With high rates of inflation on the cards, ratings experts tell government it’s even more important to abolish downward transition to support beleaguered sector
Colliers’ commercial rate experts are urging the government to remove fears that the expected cut in commercial rate bills for the retail sector in England will be significantly diluted by transitional relief, at a cost of around £2.68 billion for the sector alone over the three years of the new 2023 list. And higher inflation rates since the early 1990s have made matters worse.
With August CPI announced today at 9.9% and expected to be 11% for September, Colliers urges the government to announce that it will approve expected reductions in commercial rate bills following the next revaluation in April 2023 . immediatelyinstead of slowly introducing them over the three years of the new list.
In the first commercial property revaluation since 2017, retailers currently paying around £7.625bn of the £26bn tax are expecting substantial reductions in one of their biggest expenses, as in most regions of the country values rent for the retail sector have fallen considerably. in recent years.
However, as part of each revaluation, the government decides whether to implement transitional relief that is divided into reductions and increases.
The retail sector as a whole has a total taxable value of c£15.8bn, which Colliers says is expected to drop to £12.64bn* following an estimated 20% average drop in rents.
On paper, this should mean that next year, from April 2023, companies in the retail sector will have to pay £6.46bn in commercial fees. However, if gradual reductions are introduced due to a downward transition policy, Colliers estimates that the sector will in fact pay c£8.11bn, £1.65bn more than it should be and for some companies retailers, due to inflation levels, higher bills that they are paying now.
And over the three years listed, retailers who should be paying a total merchant fee bill of c£21.45bn will in fact pay c£24.13bn if a downward transition is introduced. – an extra £2.68 billion more.
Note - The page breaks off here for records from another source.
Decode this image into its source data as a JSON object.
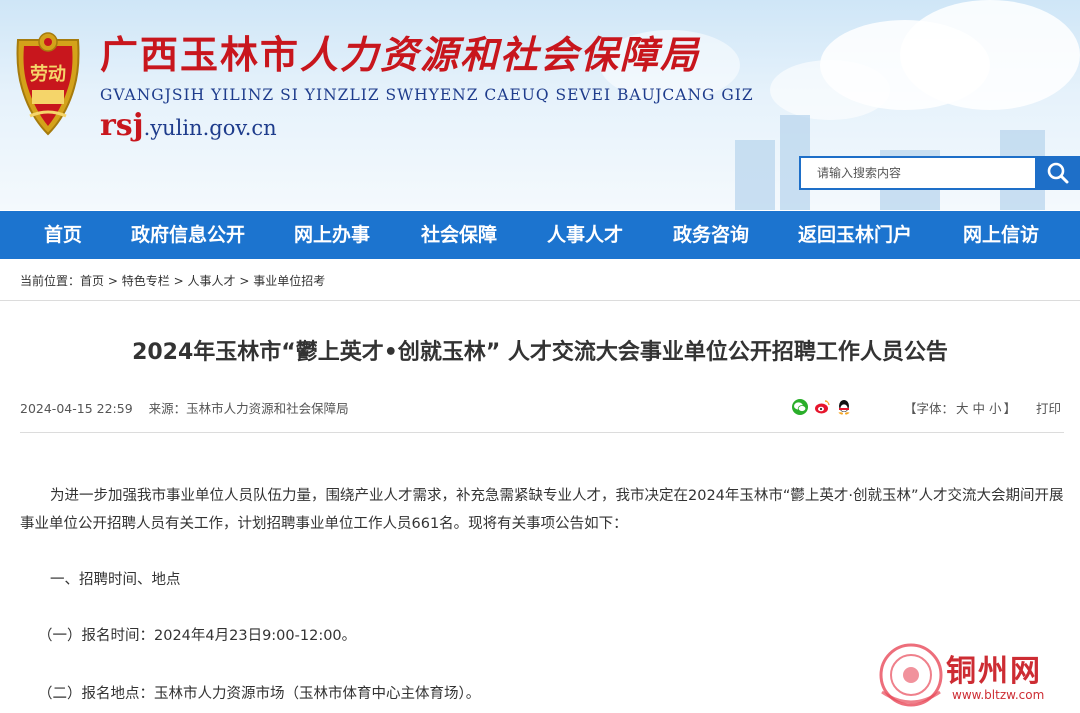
{
  "header": {
    "title_plain": "广西玉林市",
    "title_brush": "人力资源和社会保障局",
    "subtitle_zhuang": "GVANGJSIH YILINZ SI YINZLIZ SWHYENZ CAEUQ SEVEI BAUJCANG GIZ",
    "url_prefix": "rsj",
    "url_suffix": ".yulin.gov.cn",
    "emblem_text": "劳动",
    "search_placeholder": "请输入搜索内容",
    "search_icon": "search-icon"
  },
  "nav": {
    "items": [
      "首页",
      "政府信息公开",
      "网上办事",
      "社会保障",
      "人事人才",
      "政务咨询",
      "返回玉林门户",
      "网上信访"
    ]
  },
  "breadcrumb": {
    "prefix": "当前位置：",
    "items": [
      "首页",
      "特色专栏",
      "人事人才",
      "事业单位招考"
    ],
    "separator": ">"
  },
  "article": {
    "title": "2024年玉林市“鬱上英才•创就玉林” 人才交流大会事业单位公开招聘工作人员公告",
    "date": "2024-04-15 22:59",
    "source": "来源：玉林市人力资源和社会保障局",
    "share_icons": [
      "wechat-icon",
      "weibo-icon",
      "qq-icon"
    ],
    "font_label_open": "【字体：",
    "font_sizes": [
      "大",
      "中",
      "小"
    ],
    "font_label_close": "】",
    "print_label": "打印",
    "paragraphs": [
      "为进一步加强我市事业单位人员队伍力量，围绕产业人才需求，补充急需紧缺专业人才，我市决定在2024年玉林市“鬱上英才·创就玉林”人才交流大会期间开展事业单位公开招聘人员有关工作，计划招聘事业单位工作人员661名。现将有关事项公告如下：",
      "一、招聘时间、地点",
      "（一）报名时间：2024年4月23日9:00-12:00。",
      "（二）报名地点：玉林市人力资源市场（玉林市体育中心主体育场）。"
    ]
  },
  "watermark": {
    "name": "铜州网",
    "url": "www.bltzw.com"
  },
  "colors": {
    "nav_bg": "#1c74cf",
    "brand_red": "#c8161d",
    "brand_blue": "#1e3c8c"
  }
}
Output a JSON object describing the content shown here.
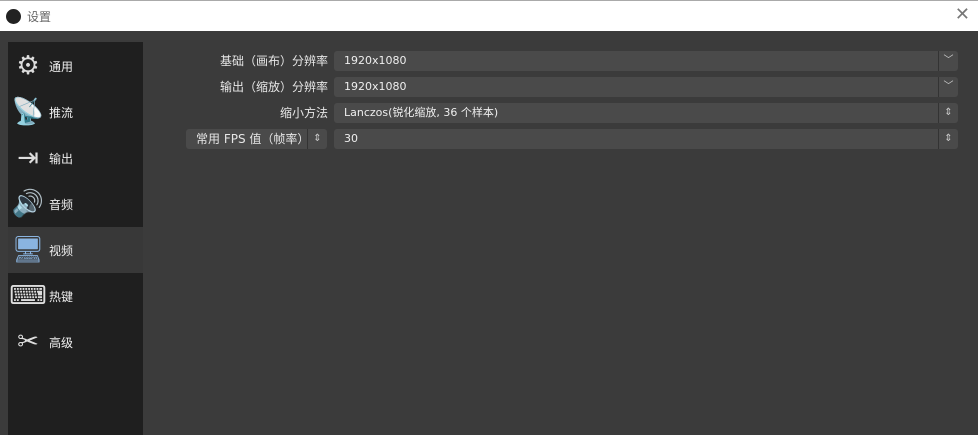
{
  "window": {
    "title": "设置",
    "close": "✕"
  },
  "sidebar": {
    "items": [
      {
        "label": "通用",
        "icon": "⚙"
      },
      {
        "label": "推流",
        "icon": "📡"
      },
      {
        "label": "输出",
        "icon": "⇥"
      },
      {
        "label": "音频",
        "icon": "🔊"
      },
      {
        "label": "视频",
        "icon": "🖥"
      },
      {
        "label": "热键",
        "icon": "⌨"
      },
      {
        "label": "高级",
        "icon": "✂"
      }
    ],
    "selected": "视频"
  },
  "video": {
    "base_label": "基础（画布）分辨率",
    "base_value": "1920x1080",
    "output_label": "输出（缩放）分辨率",
    "output_value": "1920x1080",
    "filter_label": "缩小方法",
    "filter_value": "Lanczos(锐化缩放, 36 个样本)",
    "fps_label": "常用 FPS 值（帧率）",
    "fps_value": "30"
  }
}
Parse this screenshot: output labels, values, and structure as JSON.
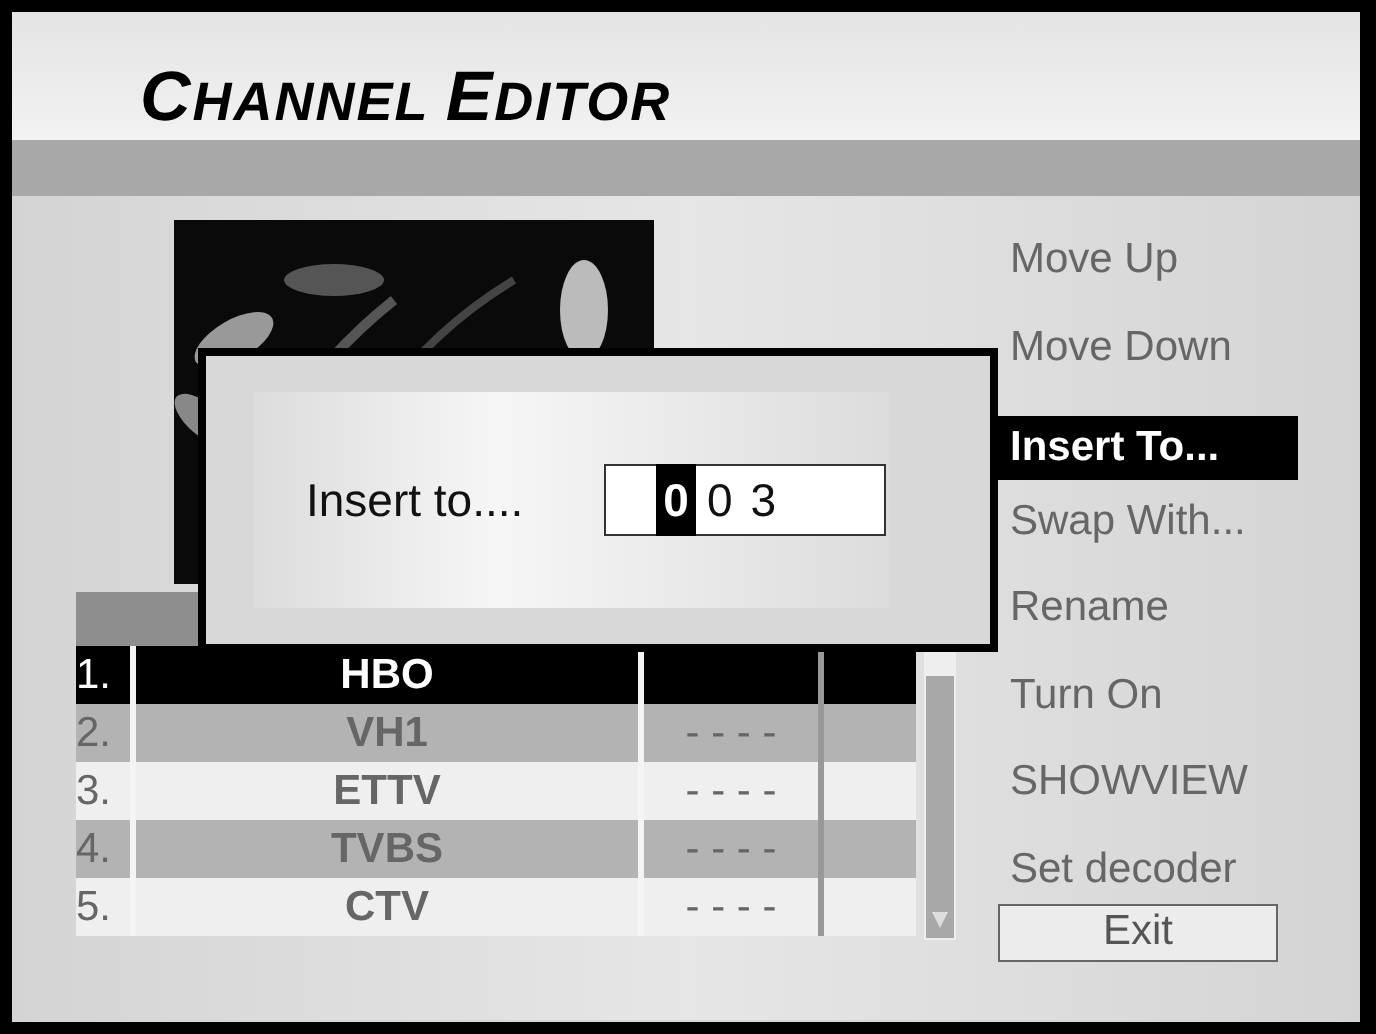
{
  "title": "CHANNEL EDITOR",
  "channels": [
    {
      "number": "1.",
      "name": "HBO",
      "selected": true
    },
    {
      "number": "2.",
      "name": "VH1",
      "column_3": "- - - -",
      "selected": false
    },
    {
      "number": "3.",
      "name": "ETTV",
      "column_3": "- - - -",
      "selected": false
    },
    {
      "number": "4.",
      "name": "TVBS",
      "column_3": "- - - -",
      "selected": false
    },
    {
      "number": "5.",
      "name": "CTV",
      "column_3": "- - - -",
      "selected": false
    }
  ],
  "menu": [
    {
      "label": "Move Up",
      "selected": false
    },
    {
      "label": "Move Down",
      "selected": false
    },
    {
      "label": "Insert To...",
      "selected": true
    },
    {
      "label": "Swap With...",
      "selected": false
    },
    {
      "label": "Rename",
      "selected": false
    },
    {
      "label": "Turn On",
      "selected": false
    },
    {
      "label": "SHOWVIEW",
      "selected": false
    },
    {
      "label": "Set decoder",
      "selected": false
    }
  ],
  "exit_button": "Exit",
  "dialog": {
    "label": "Insert to....",
    "digits": [
      {
        "digit": "0",
        "selected": true
      },
      {
        "digit": "0",
        "selected": false
      },
      {
        "digit": "3",
        "selected": false
      }
    ]
  }
}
According to Colliers, the downward transition that followed the last revaluation in 2017 was one of the key factors in keeping fee bills higher than they should have been in the struggling retail sector and led to the closure of retailers like ToysRUs. and Laura Ashley, even before the pandemic. paste.
John Webber, Head of Commercial Rates at Colliers, said: “We have been campaigning to remove the downward transition and have made our case forcefully to the government in their recent consultation on the issue which closed in August.
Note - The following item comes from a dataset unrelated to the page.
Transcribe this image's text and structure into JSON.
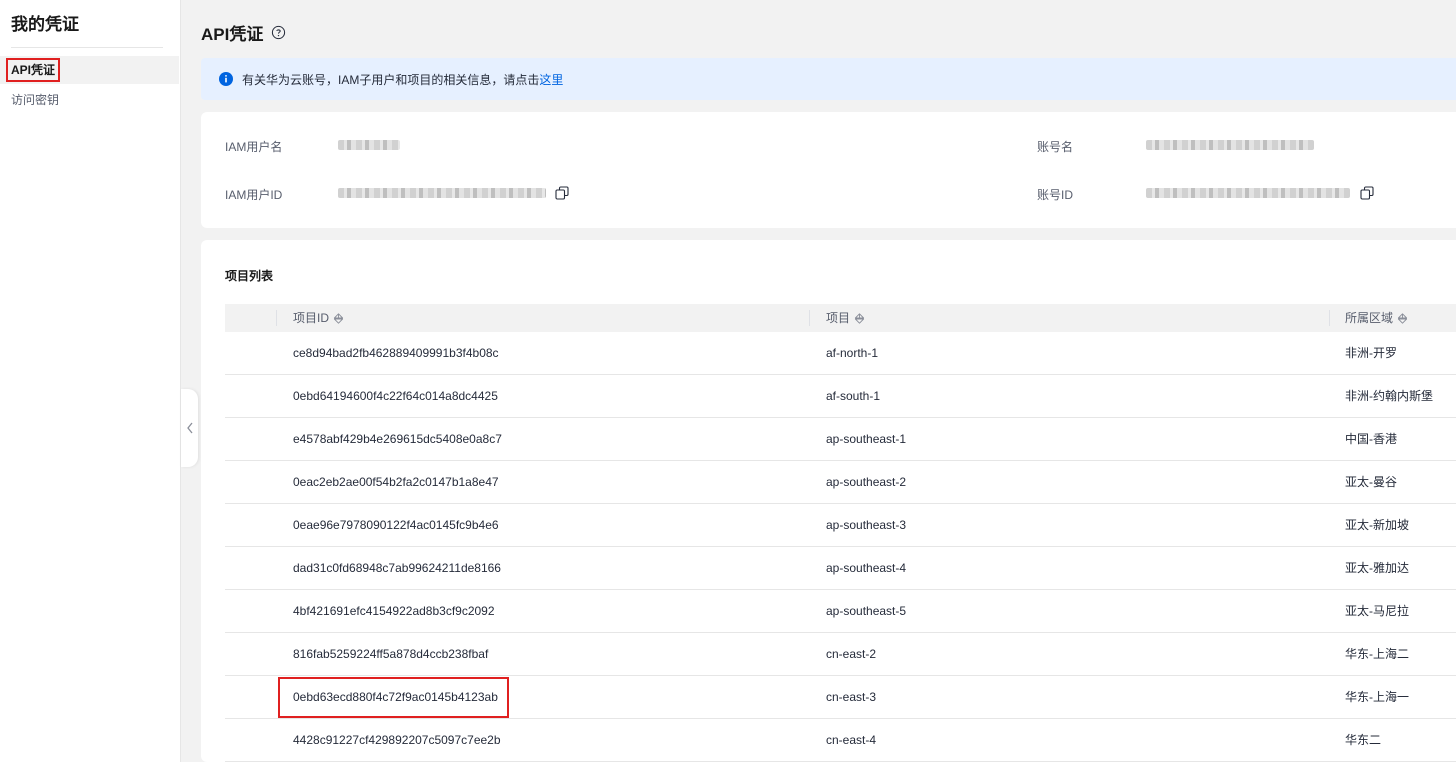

“Many retailers have been hit hard in recent years and they really need to see reductions in their merchant fee bills immediately in 2023, not gradually. The sector is already under immense pressure following the energy crisis and high trade rates could push many to the brink. Traders in the sector will be considering their trading plans now for the year ahead and keeping a close eye on their future trading rate liabilities, particularly now that Covid-related relief has come to an end. Some may well end up making drastic decisions.
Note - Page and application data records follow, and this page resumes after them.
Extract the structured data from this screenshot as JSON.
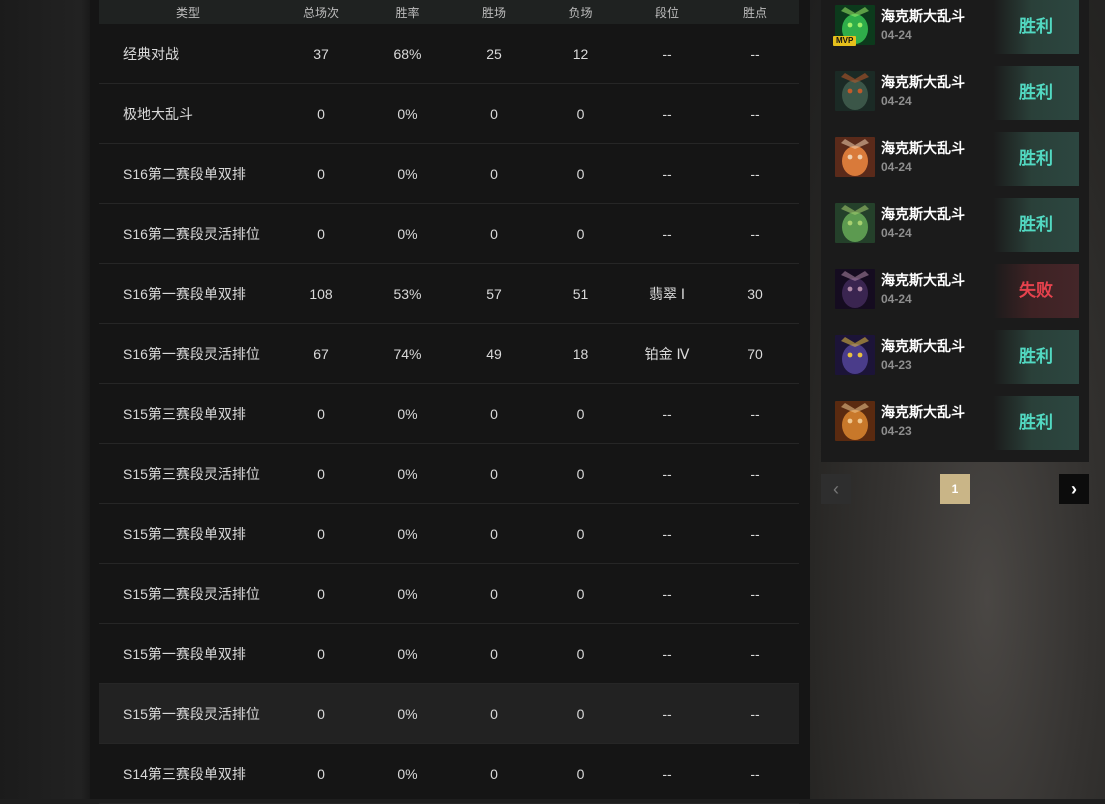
{
  "stats": {
    "headers": [
      "类型",
      "总场次",
      "胜率",
      "胜场",
      "负场",
      "段位",
      "胜点"
    ],
    "rows": [
      [
        "经典对战",
        "37",
        "68%",
        "25",
        "12",
        "--",
        "--"
      ],
      [
        "极地大乱斗",
        "0",
        "0%",
        "0",
        "0",
        "--",
        "--"
      ],
      [
        "S16第二赛段单双排",
        "0",
        "0%",
        "0",
        "0",
        "--",
        "--"
      ],
      [
        "S16第二赛段灵活排位",
        "0",
        "0%",
        "0",
        "0",
        "--",
        "--"
      ],
      [
        "S16第一赛段单双排",
        "108",
        "53%",
        "57",
        "51",
        "翡翠 Ⅰ",
        "30"
      ],
      [
        "S16第一赛段灵活排位",
        "67",
        "74%",
        "49",
        "18",
        "铂金 Ⅳ",
        "70"
      ],
      [
        "S15第三赛段单双排",
        "0",
        "0%",
        "0",
        "0",
        "--",
        "--"
      ],
      [
        "S15第三赛段灵活排位",
        "0",
        "0%",
        "0",
        "0",
        "--",
        "--"
      ],
      [
        "S15第二赛段单双排",
        "0",
        "0%",
        "0",
        "0",
        "--",
        "--"
      ],
      [
        "S15第二赛段灵活排位",
        "0",
        "0%",
        "0",
        "0",
        "--",
        "--"
      ],
      [
        "S15第一赛段单双排",
        "0",
        "0%",
        "0",
        "0",
        "--",
        "--"
      ],
      [
        "S15第一赛段灵活排位",
        "0",
        "0%",
        "0",
        "0",
        "--",
        "--"
      ],
      [
        "S14第三赛段单双排",
        "0",
        "0%",
        "0",
        "0",
        "--",
        "--"
      ]
    ]
  },
  "matches": [
    {
      "mode": "海克斯大乱斗",
      "date": "04-24",
      "result": "胜利",
      "outcome": "win",
      "mvp": "MVP",
      "icon": "champion-green-icon",
      "colors": [
        "#0c3a1c",
        "#2fae4a",
        "#9ff06a"
      ]
    },
    {
      "mode": "海克斯大乱斗",
      "date": "04-24",
      "result": "胜利",
      "outcome": "win",
      "icon": "champion-dark-icon",
      "colors": [
        "#1b2a25",
        "#3b5648",
        "#c05a2a"
      ]
    },
    {
      "mode": "海克斯大乱斗",
      "date": "04-24",
      "result": "胜利",
      "outcome": "win",
      "icon": "champion-fox-icon",
      "colors": [
        "#5a2a1a",
        "#d97a3a",
        "#f0d0b0"
      ]
    },
    {
      "mode": "海克斯大乱斗",
      "date": "04-24",
      "result": "胜利",
      "outcome": "win",
      "icon": "champion-zombie-icon",
      "colors": [
        "#24402a",
        "#5c9a50",
        "#a8d070"
      ]
    },
    {
      "mode": "海克斯大乱斗",
      "date": "04-24",
      "result": "失败",
      "outcome": "loss",
      "icon": "champion-witch-icon",
      "colors": [
        "#150c20",
        "#3a2550",
        "#b08aa8"
      ]
    },
    {
      "mode": "海克斯大乱斗",
      "date": "04-23",
      "result": "胜利",
      "outcome": "win",
      "icon": "champion-void-icon",
      "colors": [
        "#1c1438",
        "#4a3c8a",
        "#e8c040"
      ]
    },
    {
      "mode": "海克斯大乱斗",
      "date": "04-23",
      "result": "胜利",
      "outcome": "win",
      "icon": "champion-warrior-icon",
      "colors": [
        "#5a2a10",
        "#c8782a",
        "#f0c890"
      ]
    }
  ],
  "pagination": {
    "prev": "‹",
    "current": "1",
    "next": "›"
  }
}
He continued: “Our figures, based on an average 20% drop in rental values, are actually very conservative. For many stores, particularly in malls and on subprime high streets, rents have fallen further, reaching drops of 40% or even 60%. For these businesses, an out-of-tune phasing out of their commercial rate bills will be disastrous.
“There is no downward transition in Scotland or Wales, so why is it considered sensible for England?”*
“It is essential that the new prime minister takes this issue seriously and ensures that next year’s rate bills will immediately reflect the lower rents we are seeing in the market today, providing incentives for businesses to maintain or expand space and for real estate investors to invest in the sector. Without this reassurance, the government’s “leveling agenda” will be meaningless and the revival of Main Street will be a pie in the sky.